On how many lines of these entries does the word "name" occur? State the number alone.
══ Extracted information
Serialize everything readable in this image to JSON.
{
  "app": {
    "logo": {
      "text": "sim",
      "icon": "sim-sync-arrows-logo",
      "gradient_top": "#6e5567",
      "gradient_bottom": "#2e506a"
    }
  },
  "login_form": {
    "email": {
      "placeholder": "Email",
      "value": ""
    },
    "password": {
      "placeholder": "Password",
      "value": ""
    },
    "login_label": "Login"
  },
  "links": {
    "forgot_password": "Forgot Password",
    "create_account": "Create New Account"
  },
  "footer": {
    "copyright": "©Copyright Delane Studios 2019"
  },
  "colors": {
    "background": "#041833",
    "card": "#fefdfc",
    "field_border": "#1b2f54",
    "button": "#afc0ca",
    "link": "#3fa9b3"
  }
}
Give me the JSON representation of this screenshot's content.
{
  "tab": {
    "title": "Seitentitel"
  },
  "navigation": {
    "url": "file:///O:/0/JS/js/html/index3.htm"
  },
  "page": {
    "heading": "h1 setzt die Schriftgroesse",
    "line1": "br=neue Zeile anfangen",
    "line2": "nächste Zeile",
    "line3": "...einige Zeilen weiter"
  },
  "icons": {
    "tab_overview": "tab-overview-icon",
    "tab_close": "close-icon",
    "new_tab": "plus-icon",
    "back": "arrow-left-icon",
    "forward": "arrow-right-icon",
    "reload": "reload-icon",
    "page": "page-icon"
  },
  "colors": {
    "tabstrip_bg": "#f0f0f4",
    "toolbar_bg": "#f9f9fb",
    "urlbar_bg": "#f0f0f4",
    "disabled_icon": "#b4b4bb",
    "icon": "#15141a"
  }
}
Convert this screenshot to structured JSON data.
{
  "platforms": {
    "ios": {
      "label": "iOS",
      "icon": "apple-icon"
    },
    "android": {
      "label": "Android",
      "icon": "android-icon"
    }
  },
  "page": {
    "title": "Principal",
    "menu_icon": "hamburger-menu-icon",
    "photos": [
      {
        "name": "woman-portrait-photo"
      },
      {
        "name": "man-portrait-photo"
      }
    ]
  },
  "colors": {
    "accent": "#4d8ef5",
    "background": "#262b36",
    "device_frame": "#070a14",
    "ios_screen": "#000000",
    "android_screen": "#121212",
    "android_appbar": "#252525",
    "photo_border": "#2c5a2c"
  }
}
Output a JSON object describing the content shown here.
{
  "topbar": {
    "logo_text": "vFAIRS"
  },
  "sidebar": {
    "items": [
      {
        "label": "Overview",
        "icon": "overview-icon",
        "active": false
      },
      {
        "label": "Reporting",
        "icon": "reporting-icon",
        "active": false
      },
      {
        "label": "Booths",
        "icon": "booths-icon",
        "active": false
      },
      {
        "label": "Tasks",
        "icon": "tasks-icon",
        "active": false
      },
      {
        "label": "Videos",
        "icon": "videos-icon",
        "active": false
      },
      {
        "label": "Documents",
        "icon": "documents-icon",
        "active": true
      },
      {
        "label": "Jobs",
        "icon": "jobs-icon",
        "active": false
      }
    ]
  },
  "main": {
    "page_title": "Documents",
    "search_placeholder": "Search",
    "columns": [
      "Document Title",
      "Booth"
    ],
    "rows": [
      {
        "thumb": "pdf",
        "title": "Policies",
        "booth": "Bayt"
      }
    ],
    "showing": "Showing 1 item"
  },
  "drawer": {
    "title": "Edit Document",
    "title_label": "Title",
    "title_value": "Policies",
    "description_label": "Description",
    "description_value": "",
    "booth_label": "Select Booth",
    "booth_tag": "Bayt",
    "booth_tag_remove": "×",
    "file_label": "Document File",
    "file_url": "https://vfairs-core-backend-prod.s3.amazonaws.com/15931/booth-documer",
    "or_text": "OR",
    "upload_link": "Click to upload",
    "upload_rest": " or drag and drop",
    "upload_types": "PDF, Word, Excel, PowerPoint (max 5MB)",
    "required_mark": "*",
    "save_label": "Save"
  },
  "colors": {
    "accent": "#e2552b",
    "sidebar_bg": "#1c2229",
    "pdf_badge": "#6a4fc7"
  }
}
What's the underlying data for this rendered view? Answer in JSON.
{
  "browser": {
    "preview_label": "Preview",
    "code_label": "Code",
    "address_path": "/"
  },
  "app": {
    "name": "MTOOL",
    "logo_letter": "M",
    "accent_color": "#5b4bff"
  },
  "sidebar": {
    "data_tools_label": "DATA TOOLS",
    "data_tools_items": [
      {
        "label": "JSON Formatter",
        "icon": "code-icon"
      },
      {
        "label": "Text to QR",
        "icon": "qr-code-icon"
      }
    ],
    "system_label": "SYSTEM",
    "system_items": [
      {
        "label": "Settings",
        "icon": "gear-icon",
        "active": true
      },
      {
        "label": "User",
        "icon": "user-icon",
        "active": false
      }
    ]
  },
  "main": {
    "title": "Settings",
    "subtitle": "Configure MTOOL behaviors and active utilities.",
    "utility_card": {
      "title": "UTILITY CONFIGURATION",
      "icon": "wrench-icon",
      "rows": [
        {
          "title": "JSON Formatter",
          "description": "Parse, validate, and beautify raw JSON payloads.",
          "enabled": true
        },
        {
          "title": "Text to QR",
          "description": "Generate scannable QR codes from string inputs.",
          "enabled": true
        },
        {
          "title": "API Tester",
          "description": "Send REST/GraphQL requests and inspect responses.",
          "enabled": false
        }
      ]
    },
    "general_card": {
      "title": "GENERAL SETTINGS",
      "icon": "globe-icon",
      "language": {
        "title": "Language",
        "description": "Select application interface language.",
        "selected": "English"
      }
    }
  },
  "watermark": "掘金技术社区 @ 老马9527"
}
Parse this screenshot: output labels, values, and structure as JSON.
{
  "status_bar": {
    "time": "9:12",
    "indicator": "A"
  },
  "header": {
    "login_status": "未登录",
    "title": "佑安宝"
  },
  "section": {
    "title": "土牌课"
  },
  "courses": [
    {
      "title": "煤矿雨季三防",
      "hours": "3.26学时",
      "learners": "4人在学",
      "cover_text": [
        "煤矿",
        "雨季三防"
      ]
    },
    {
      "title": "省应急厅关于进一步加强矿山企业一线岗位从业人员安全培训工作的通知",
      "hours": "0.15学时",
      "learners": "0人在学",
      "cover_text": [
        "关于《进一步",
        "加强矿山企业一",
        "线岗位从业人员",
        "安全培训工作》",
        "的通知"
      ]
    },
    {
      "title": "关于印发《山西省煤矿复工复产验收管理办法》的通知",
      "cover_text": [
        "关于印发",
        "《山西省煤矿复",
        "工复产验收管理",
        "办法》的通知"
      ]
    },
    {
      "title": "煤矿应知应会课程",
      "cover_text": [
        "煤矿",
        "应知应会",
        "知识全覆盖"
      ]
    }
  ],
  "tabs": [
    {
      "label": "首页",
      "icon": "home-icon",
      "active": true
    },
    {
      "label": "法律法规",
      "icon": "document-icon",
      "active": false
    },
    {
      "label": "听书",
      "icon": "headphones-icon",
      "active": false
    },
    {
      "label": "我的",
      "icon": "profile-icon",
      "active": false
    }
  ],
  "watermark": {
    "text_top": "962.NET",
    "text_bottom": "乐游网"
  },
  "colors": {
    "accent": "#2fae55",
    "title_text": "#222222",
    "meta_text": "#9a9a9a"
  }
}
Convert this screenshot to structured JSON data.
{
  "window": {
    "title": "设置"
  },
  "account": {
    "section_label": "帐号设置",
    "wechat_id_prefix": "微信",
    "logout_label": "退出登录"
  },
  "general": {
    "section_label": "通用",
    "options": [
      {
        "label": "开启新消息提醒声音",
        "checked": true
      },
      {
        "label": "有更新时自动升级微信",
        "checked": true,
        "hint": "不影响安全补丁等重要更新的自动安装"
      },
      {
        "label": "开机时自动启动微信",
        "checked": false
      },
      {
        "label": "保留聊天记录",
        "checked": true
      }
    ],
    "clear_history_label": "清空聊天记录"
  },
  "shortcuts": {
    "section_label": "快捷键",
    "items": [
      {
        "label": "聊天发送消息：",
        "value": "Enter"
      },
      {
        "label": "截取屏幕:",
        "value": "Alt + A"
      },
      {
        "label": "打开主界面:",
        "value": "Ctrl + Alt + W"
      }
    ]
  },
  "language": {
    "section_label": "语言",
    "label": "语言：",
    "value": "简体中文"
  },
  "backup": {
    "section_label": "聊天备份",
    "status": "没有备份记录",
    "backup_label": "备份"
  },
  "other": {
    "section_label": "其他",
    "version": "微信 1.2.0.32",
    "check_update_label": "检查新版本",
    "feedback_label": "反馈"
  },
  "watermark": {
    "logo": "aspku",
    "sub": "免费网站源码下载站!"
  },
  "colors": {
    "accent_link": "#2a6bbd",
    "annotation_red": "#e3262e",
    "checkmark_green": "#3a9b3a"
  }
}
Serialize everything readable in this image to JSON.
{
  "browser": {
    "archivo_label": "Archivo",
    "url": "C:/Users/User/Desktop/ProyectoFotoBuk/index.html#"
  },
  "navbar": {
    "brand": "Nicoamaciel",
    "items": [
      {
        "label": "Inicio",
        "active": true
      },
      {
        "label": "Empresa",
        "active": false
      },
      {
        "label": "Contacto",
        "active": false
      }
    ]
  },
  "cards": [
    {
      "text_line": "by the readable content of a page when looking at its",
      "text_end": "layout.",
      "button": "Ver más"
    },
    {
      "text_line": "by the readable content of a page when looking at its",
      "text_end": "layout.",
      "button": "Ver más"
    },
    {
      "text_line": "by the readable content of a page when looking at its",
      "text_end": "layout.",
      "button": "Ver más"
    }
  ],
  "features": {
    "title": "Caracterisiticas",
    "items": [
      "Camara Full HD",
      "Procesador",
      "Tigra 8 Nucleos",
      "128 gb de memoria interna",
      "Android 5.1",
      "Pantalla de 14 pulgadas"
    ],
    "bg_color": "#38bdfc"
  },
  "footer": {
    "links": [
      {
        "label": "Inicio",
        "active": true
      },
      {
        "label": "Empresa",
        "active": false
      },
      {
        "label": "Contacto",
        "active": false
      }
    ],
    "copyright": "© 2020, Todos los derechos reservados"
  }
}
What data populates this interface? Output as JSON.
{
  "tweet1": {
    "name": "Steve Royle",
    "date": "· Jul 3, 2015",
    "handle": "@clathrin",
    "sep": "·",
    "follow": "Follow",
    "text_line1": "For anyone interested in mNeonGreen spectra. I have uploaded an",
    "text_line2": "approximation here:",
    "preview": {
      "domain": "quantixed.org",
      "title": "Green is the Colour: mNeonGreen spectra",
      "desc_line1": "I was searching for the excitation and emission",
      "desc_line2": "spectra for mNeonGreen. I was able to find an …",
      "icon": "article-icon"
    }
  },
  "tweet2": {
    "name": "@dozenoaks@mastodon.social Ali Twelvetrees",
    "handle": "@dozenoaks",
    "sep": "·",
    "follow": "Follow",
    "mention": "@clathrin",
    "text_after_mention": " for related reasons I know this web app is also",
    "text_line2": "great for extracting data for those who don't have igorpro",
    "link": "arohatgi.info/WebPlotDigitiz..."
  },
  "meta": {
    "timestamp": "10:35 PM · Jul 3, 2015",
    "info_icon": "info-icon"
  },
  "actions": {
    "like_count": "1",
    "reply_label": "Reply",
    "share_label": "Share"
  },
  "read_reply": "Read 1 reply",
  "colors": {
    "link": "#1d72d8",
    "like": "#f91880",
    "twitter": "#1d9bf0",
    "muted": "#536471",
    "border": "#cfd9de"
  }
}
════
__Exercise result__:
5